• [Dataset records]:
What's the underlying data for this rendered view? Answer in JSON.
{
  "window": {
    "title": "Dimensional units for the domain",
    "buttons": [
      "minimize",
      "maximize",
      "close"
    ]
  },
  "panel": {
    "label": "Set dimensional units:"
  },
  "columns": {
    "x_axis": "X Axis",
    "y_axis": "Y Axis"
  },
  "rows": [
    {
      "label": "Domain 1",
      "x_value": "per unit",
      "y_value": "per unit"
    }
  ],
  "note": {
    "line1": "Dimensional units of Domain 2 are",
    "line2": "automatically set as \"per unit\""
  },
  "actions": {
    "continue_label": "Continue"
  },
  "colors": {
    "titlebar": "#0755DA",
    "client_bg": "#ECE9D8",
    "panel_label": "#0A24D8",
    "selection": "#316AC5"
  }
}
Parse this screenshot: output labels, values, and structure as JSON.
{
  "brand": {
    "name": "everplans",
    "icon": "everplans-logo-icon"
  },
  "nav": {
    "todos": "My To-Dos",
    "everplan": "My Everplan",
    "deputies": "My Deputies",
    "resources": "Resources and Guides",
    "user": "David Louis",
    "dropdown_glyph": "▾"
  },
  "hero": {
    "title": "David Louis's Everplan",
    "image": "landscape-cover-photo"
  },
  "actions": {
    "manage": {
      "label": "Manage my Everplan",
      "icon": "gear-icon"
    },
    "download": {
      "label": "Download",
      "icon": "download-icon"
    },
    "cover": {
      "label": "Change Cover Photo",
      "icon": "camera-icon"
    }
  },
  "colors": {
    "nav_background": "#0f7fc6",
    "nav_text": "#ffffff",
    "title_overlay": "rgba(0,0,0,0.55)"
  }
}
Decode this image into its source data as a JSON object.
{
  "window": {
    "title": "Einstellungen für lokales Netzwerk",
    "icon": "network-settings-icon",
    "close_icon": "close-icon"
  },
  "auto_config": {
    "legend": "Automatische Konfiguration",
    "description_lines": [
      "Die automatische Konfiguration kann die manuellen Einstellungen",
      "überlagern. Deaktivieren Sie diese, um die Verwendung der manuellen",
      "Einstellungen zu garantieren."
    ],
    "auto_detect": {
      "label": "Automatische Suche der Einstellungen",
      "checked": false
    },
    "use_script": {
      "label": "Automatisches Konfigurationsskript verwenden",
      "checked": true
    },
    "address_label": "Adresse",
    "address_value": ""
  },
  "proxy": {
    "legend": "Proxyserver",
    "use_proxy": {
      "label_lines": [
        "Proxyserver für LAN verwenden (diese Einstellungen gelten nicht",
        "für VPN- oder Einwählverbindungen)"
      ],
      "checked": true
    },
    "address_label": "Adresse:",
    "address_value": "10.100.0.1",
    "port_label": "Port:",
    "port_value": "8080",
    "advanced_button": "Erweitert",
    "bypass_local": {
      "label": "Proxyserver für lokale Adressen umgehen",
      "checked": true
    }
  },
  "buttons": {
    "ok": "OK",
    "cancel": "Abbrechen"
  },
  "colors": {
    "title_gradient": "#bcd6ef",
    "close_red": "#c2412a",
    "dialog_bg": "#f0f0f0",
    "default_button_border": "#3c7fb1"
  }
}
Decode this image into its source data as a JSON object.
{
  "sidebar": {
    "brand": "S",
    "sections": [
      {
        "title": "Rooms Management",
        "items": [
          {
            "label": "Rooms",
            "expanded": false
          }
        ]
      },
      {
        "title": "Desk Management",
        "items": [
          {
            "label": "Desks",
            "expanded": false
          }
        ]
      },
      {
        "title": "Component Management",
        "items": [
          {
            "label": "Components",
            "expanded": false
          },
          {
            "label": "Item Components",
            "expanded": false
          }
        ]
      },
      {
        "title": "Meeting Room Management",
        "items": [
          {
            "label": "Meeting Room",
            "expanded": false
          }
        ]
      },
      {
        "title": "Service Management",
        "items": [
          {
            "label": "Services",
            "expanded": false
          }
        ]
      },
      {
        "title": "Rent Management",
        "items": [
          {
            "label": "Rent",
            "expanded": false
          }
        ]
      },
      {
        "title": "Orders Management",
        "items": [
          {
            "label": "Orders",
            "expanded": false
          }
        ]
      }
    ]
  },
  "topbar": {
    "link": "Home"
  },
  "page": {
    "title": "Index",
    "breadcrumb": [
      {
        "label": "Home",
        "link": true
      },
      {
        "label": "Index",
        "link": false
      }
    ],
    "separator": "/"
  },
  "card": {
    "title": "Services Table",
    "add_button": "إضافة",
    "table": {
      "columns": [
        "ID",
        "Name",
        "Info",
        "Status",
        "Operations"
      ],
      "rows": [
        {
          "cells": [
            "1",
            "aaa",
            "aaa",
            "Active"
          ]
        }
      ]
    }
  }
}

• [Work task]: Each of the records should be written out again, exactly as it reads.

• [Exercise output]:
What's the underlying data for this rendered view? Answer in JSON.
{
  "window": {
    "title": "Dimensional units for the domain",
    "buttons": [
      "minimize",
      "maximize",
      "close"
    ]
  },
  "panel": {
    "label": "Set dimensional units:"
  },
  "columns": {
    "x_axis": "X Axis",
    "y_axis": "Y Axis"
  },
  "rows": [
    {
      "label": "Domain 1",
      "x_value": "per unit",
      "y_value": "per unit"
    }
  ],
  "note": {
    "line1": "Dimensional units of Domain 2 are",
    "line2": "automatically set as \"per unit\""
  },
  "actions": {
    "continue_label": "Continue"
  },
  "colors": {
    "titlebar": "#0755DA",
    "client_bg": "#ECE9D8",
    "panel_label": "#0A24D8",
    "selection": "#316AC5"
  }
}
Parse this screenshot: output labels, values, and structure as JSON.
{
  "brand": {
    "name": "everplans",
    "icon": "everplans-logo-icon"
  },
  "nav": {
    "todos": "My To-Dos",
    "everplan": "My Everplan",
    "deputies": "My Deputies",
    "resources": "Resources and Guides",
    "user": "David Louis",
    "dropdown_glyph": "▾"
  },
  "hero": {
    "title": "David Louis's Everplan",
    "image": "landscape-cover-photo"
  },
  "actions": {
    "manage": {
      "label": "Manage my Everplan",
      "icon": "gear-icon"
    },
    "download": {
      "label": "Download",
      "icon": "download-icon"
    },
    "cover": {
      "label": "Change Cover Photo",
      "icon": "camera-icon"
    }
  },
  "colors": {
    "nav_background": "#0f7fc6",
    "nav_text": "#ffffff",
    "title_overlay": "rgba(0,0,0,0.55)"
  }
}
Decode this image into its source data as a JSON object.
{
  "window": {
    "title": "Einstellungen für lokales Netzwerk",
    "icon": "network-settings-icon",
    "close_icon": "close-icon"
  },
  "auto_config": {
    "legend": "Automatische Konfiguration",
    "description_lines": [
      "Die automatische Konfiguration kann die manuellen Einstellungen",
      "überlagern. Deaktivieren Sie diese, um die Verwendung der manuellen",
      "Einstellungen zu garantieren."
    ],
    "auto_detect": {
      "label": "Automatische Suche der Einstellungen",
      "checked": false
    },
    "use_script": {
      "label": "Automatisches Konfigurationsskript verwenden",
      "checked": true
    },
    "address_label": "Adresse",
    "address_value": ""
  },
  "proxy": {
    "legend": "Proxyserver",
    "use_proxy": {
      "label_lines": [
        "Proxyserver für LAN verwenden (diese Einstellungen gelten nicht",
        "für VPN- oder Einwählverbindungen)"
      ],
      "checked": true
    },
    "address_label": "Adresse:",
    "address_value": "10.100.0.1",
    "port_label": "Port:",
    "port_value": "8080",
    "advanced_button": "Erweitert",
    "bypass_local": {
      "label": "Proxyserver für lokale Adressen umgehen",
      "checked": true
    }
  },
  "buttons": {
    "ok": "OK",
    "cancel": "Abbrechen"
  },
  "colors": {
    "title_gradient": "#bcd6ef",
    "close_red": "#c2412a",
    "dialog_bg": "#f0f0f0",
    "default_button_border": "#3c7fb1"
  }
}
Decode this image into its source data as a JSON object.
{
  "sidebar": {
    "brand": "S",
    "sections": [
      {
        "title": "Rooms Management",
        "items": [
          {
            "label": "Rooms",
            "expanded": false
          }
        ]
      },
      {
        "title": "Desk Management",
        "items": [
          {
            "label": "Desks",
            "expanded": false
          }
        ]
      },
      {
        "title": "Component Management",
        "items": [
          {
            "label": "Components",
            "expanded": false
          },
          {
            "label": "Item Components",
            "expanded": false
          }
        ]
      },
      {
        "title": "Meeting Room Management",
        "items": [
          {
            "label": "Meeting Room",
            "expanded": false
          }
        ]
      },
      {
        "title": "Service Management",
        "items": [
          {
            "label": "Services",
            "expanded": false
          }
        ]
      },
      {
        "title": "Rent Management",
        "items": [
          {
            "label": "Rent",
            "expanded": false
          }
        ]
      },
      {
        "title": "Orders Management",
        "items": [
          {
            "label": "Orders",
            "expanded": false
          }
        ]
      }
    ]
  },
  "topbar": {
    "link": "Home"
  },
  "page": {
    "title": "Index",
    "breadcrumb": [
      {
        "label": "Home",
        "link": true
      },
      {
        "label": "Index",
        "link": false
      }
    ],
    "separator": "/"
  },
  "card": {
    "title": "Services Table",
    "add_button": "إضافة",
    "table": {
      "columns": [
        "ID",
        "Name",
        "Info",
        "Status",
        "Operations"
      ],
      "rows": [
        {
          "cells": [
            "1",
            "aaa",
            "aaa",
            "Active"
          ]
        }
      ]
    }
  }
}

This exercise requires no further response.